◆ PROBLEM STATEMENT ◆
Nothing but a number is wanted here: the count of lines in the data holding the word "liệu".
─── DATA SUPPLIED ───
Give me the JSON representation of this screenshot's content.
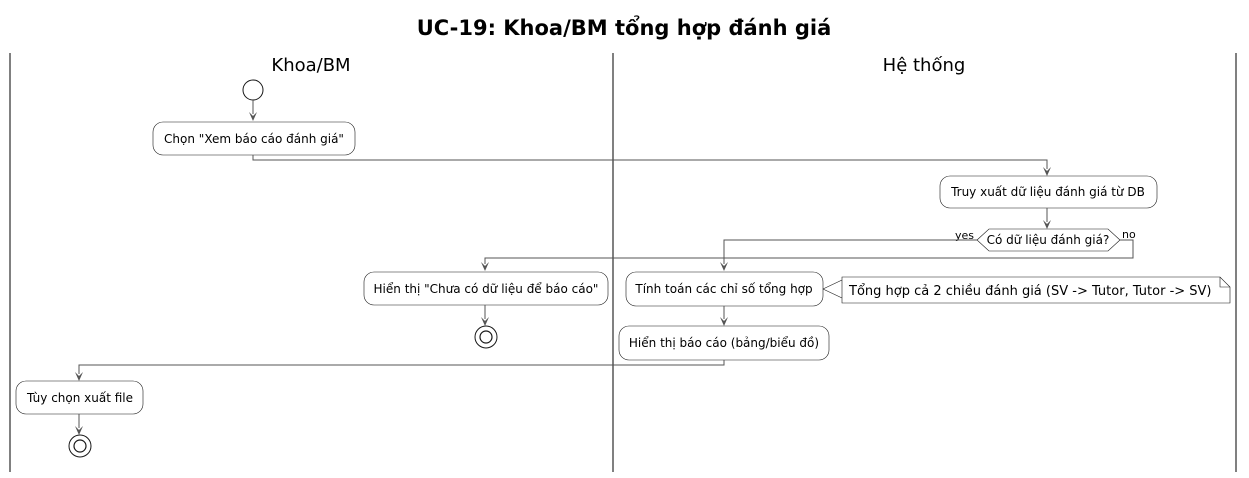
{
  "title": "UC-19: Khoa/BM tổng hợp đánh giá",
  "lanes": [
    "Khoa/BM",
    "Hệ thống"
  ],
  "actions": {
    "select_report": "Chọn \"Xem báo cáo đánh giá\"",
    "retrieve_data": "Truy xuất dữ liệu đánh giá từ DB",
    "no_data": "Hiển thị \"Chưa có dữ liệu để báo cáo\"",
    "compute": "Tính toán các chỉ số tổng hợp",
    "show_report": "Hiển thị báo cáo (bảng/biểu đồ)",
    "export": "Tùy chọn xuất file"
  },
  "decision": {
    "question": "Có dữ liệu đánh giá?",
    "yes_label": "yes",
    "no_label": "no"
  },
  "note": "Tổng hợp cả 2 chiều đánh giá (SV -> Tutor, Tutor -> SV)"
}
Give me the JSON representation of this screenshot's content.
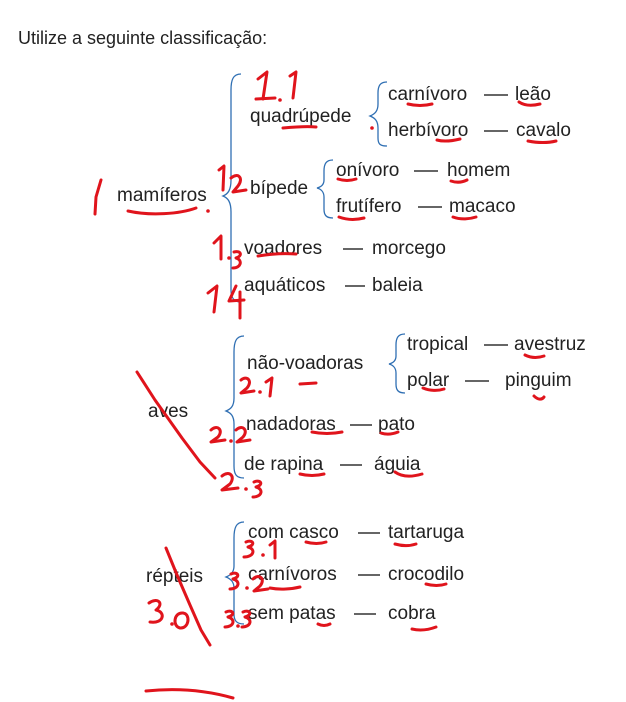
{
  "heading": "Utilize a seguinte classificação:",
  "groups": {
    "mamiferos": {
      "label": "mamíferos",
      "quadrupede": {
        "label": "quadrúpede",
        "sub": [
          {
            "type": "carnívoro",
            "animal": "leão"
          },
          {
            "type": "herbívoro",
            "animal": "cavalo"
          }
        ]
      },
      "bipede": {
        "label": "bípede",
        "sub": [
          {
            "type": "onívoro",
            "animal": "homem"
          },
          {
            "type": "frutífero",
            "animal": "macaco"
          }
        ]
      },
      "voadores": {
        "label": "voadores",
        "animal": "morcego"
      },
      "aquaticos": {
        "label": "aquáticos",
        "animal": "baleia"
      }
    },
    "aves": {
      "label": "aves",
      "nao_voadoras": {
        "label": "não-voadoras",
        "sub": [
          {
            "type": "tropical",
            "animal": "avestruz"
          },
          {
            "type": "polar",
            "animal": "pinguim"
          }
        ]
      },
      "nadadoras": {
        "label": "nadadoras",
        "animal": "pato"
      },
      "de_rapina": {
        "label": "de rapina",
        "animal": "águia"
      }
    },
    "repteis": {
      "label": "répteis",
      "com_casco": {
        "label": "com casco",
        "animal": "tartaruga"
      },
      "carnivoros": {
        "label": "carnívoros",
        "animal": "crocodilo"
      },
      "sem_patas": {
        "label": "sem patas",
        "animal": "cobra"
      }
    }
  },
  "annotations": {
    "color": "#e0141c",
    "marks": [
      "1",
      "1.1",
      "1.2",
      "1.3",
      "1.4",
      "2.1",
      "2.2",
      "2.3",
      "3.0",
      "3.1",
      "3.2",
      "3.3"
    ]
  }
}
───
◆ RESPONSE TO THIS EXERCISE ◆
3